(Saved entries)

————————

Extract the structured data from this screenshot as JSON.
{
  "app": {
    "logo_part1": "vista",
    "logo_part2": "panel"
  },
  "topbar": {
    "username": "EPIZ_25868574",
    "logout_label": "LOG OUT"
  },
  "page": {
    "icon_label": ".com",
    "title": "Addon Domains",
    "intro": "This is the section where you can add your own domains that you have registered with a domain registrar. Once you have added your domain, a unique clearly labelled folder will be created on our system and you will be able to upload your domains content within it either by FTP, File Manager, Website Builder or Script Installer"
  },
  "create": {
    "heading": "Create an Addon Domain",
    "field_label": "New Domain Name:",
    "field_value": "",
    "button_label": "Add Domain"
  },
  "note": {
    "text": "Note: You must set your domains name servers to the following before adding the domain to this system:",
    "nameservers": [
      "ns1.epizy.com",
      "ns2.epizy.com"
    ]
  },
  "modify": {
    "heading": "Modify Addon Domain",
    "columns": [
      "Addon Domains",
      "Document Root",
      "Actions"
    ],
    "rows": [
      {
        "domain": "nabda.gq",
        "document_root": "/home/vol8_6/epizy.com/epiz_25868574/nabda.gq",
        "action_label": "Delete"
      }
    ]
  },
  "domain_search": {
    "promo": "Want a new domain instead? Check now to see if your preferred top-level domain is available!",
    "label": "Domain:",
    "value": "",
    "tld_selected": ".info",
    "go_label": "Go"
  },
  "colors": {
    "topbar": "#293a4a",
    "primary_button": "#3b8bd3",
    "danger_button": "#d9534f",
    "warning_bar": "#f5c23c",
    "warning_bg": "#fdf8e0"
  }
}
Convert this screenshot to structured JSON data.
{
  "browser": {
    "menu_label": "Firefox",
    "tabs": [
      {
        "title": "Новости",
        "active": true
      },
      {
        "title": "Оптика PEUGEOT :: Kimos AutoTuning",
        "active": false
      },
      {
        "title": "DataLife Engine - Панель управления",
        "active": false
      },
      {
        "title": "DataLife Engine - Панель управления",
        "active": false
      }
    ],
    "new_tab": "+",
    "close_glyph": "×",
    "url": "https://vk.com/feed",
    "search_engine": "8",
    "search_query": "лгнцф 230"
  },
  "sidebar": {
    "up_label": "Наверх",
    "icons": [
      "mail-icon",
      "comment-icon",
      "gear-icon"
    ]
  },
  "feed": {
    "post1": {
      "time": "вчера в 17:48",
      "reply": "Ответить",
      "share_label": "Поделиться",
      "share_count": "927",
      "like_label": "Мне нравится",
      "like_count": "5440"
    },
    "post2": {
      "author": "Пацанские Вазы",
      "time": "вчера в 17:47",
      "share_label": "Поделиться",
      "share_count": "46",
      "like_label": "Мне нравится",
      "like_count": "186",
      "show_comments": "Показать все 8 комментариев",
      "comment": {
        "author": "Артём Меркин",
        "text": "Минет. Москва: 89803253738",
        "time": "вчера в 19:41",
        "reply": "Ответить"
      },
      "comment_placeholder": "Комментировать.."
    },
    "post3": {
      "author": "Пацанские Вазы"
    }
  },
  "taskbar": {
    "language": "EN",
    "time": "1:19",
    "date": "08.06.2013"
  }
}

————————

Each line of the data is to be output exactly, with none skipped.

Extract the structured data from this screenshot as JSON.
{
  "app": {
    "logo_part1": "vista",
    "logo_part2": "panel"
  },
  "topbar": {
    "username": "EPIZ_25868574",
    "logout_label": "LOG OUT"
  },
  "page": {
    "icon_label": ".com",
    "title": "Addon Domains",
    "intro": "This is the section where you can add your own domains that you have registered with a domain registrar. Once you have added your domain, a unique clearly labelled folder will be created on our system and you will be able to upload your domains content within it either by FTP, File Manager, Website Builder or Script Installer"
  },
  "create": {
    "heading": "Create an Addon Domain",
    "field_label": "New Domain Name:",
    "field_value": "",
    "button_label": "Add Domain"
  },
  "note": {
    "text": "Note: You must set your domains name servers to the following before adding the domain to this system:",
    "nameservers": [
      "ns1.epizy.com",
      "ns2.epizy.com"
    ]
  },
  "modify": {
    "heading": "Modify Addon Domain",
    "columns": [
      "Addon Domains",
      "Document Root",
      "Actions"
    ],
    "rows": [
      {
        "domain": "nabda.gq",
        "document_root": "/home/vol8_6/epizy.com/epiz_25868574/nabda.gq",
        "action_label": "Delete"
      }
    ]
  },
  "domain_search": {
    "promo": "Want a new domain instead? Check now to see if your preferred top-level domain is available!",
    "label": "Domain:",
    "value": "",
    "tld_selected": ".info",
    "go_label": "Go"
  },
  "colors": {
    "topbar": "#293a4a",
    "primary_button": "#3b8bd3",
    "danger_button": "#d9534f",
    "warning_bar": "#f5c23c",
    "warning_bg": "#fdf8e0"
  }
}
Convert this screenshot to structured JSON data.
{
  "browser": {
    "menu_label": "Firefox",
    "tabs": [
      {
        "title": "Новости",
        "active": true
      },
      {
        "title": "Оптика PEUGEOT :: Kimos AutoTuning",
        "active": false
      },
      {
        "title": "DataLife Engine - Панель управления",
        "active": false
      },
      {
        "title": "DataLife Engine - Панель управления",
        "active": false
      }
    ],
    "new_tab": "+",
    "close_glyph": "×",
    "url": "https://vk.com/feed",
    "search_engine": "8",
    "search_query": "лгнцф 230"
  },
  "sidebar": {
    "up_label": "Наверх",
    "icons": [
      "mail-icon",
      "comment-icon",
      "gear-icon"
    ]
  },
  "feed": {
    "post1": {
      "time": "вчера в 17:48",
      "reply": "Ответить",
      "share_label": "Поделиться",
      "share_count": "927",
      "like_label": "Мне нравится",
      "like_count": "5440"
    },
    "post2": {
      "author": "Пацанские Вазы",
      "time": "вчера в 17:47",
      "share_label": "Поделиться",
      "share_count": "46",
      "like_label": "Мне нравится",
      "like_count": "186",
      "show_comments": "Показать все 8 комментариев",
      "comment": {
        "author": "Артём Меркин",
        "text": "Минет. Москва: 89803253738",
        "time": "вчера в 19:41",
        "reply": "Ответить"
      },
      "comment_placeholder": "Комментировать.."
    },
    "post3": {
      "author": "Пацанские Вазы"
    }
  },
  "taskbar": {
    "language": "EN",
    "time": "1:19",
    "date": "08.06.2013"
  }
}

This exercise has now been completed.